I have a few exciting updates to announce: 1.) My book has been professionally edited, so the typos and grammar errors that most of you have been so kind not to mention, should be mostly eradicated. When I get unsolicited emails from readers, complimenting the story, then volunteering to edit my next book…I know it’s time to put this in the hands of a professional. Still, I took a few readers up on the offer to sweep The Jakarta Pandemic, and they turned up enough errors (I’m embarrassed to say how many), that my editor didn’t consider re-negotiating terms in the middle of the project. Thank you guys and ladies for taking the time. You know who you are. And thank you, Noah Mullett-Gillman, for taking on the editing project. You should check out his book, Luminous and Ominous, another recently released Post Apocalyptic tale. 2.) Noah also recently hosted Post Apocapalooza II, a series of interviews with new/indie Post Apocalyptic writers…and I was included in this group. The term apocalyptic fiction wasn’t in my vernacular until a few months ago, and I’m not kidding. I’ve read plenty of PA fiction…The Stand, The Road, World War Z…and I love
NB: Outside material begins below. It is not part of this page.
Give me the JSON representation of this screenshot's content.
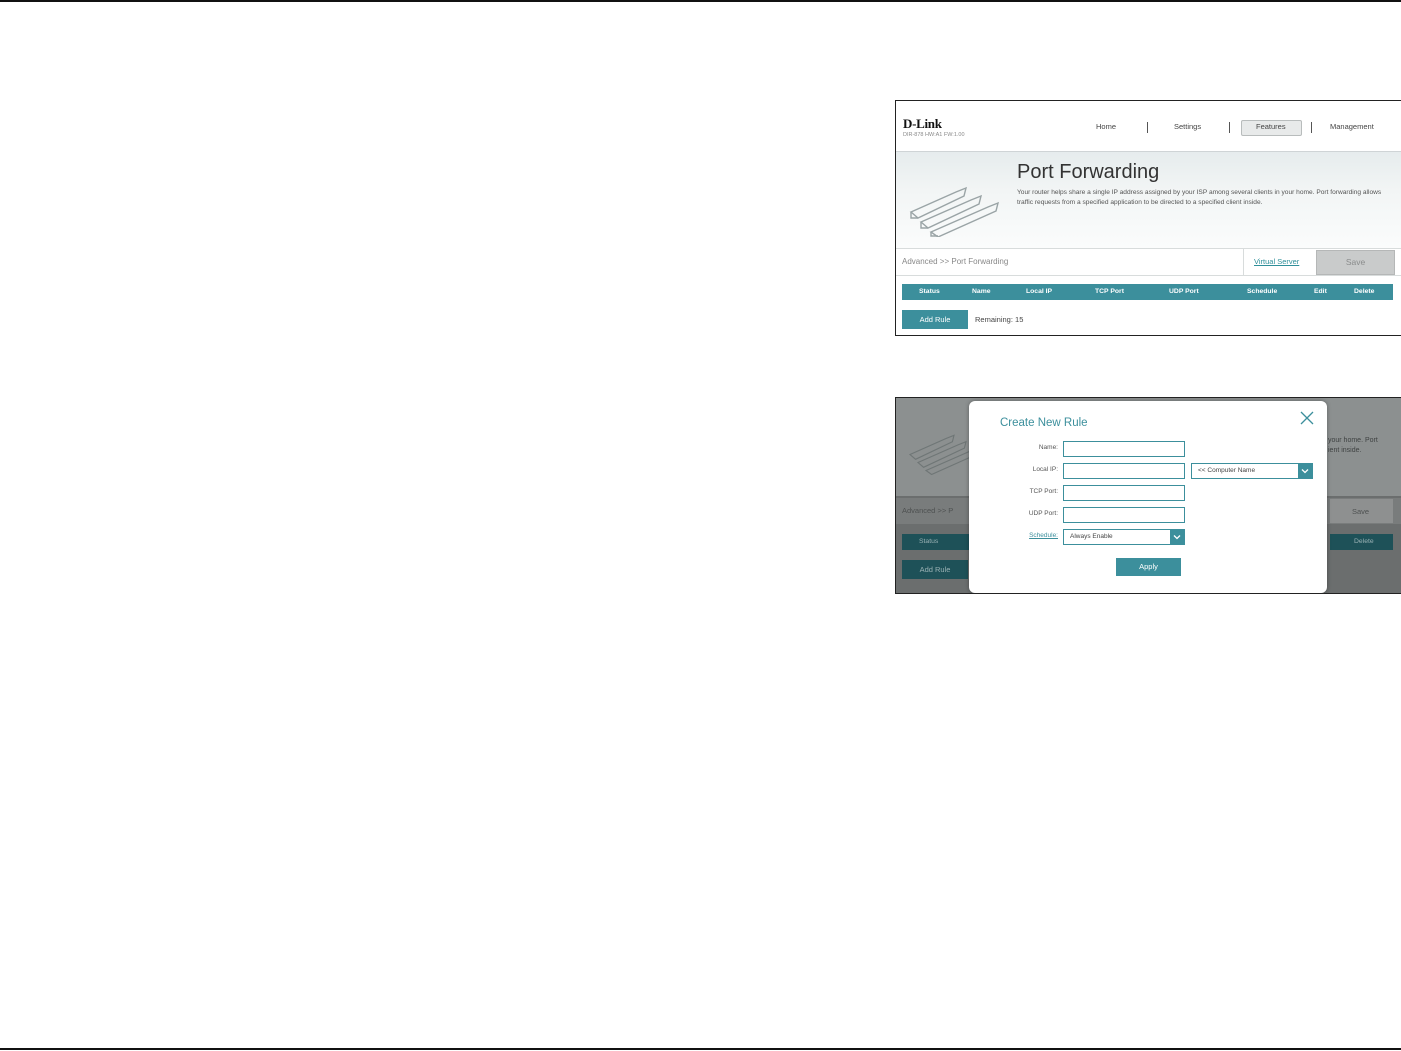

Good plot. Immersing detail. Popular genre. Quick tempo. All the trappings of a worthy read…right? While these qualities in a book might draw you in, and keep you there for a spell, nothing, in my humble view, detaches the reader quicker than hollow characters. I’ve read the reviews (not on mine thankfully…yet). “Cardboard, one-dimensional, flat, undeveloped, unrealistic…” The list goes on. Unrealistic? Now this description captures my attention the most, because it reminds me of something Stephen King said about writing good stories. I am paraphrasing at my worst, but he said something to the effect that an interesting story pits normal people against extraordinary circumstances, not extraordinary people against normal situations. Realism defined? I don’t know, but I like reading stories about characters that have to struggle to overcome an extraordinary problem. Is James Bond one of these characters? At first you’d probably say “no way!” I might agree, but I’d argue that he is an extraordinary person pitted against insanely extraordinary circumstances. It’s the same formula, just presented in a higher octane fashion, which is why it works…more so in the recent Bond films. Ever read a book where the protagonist is an unstoppable, unbeatable hero? Mentally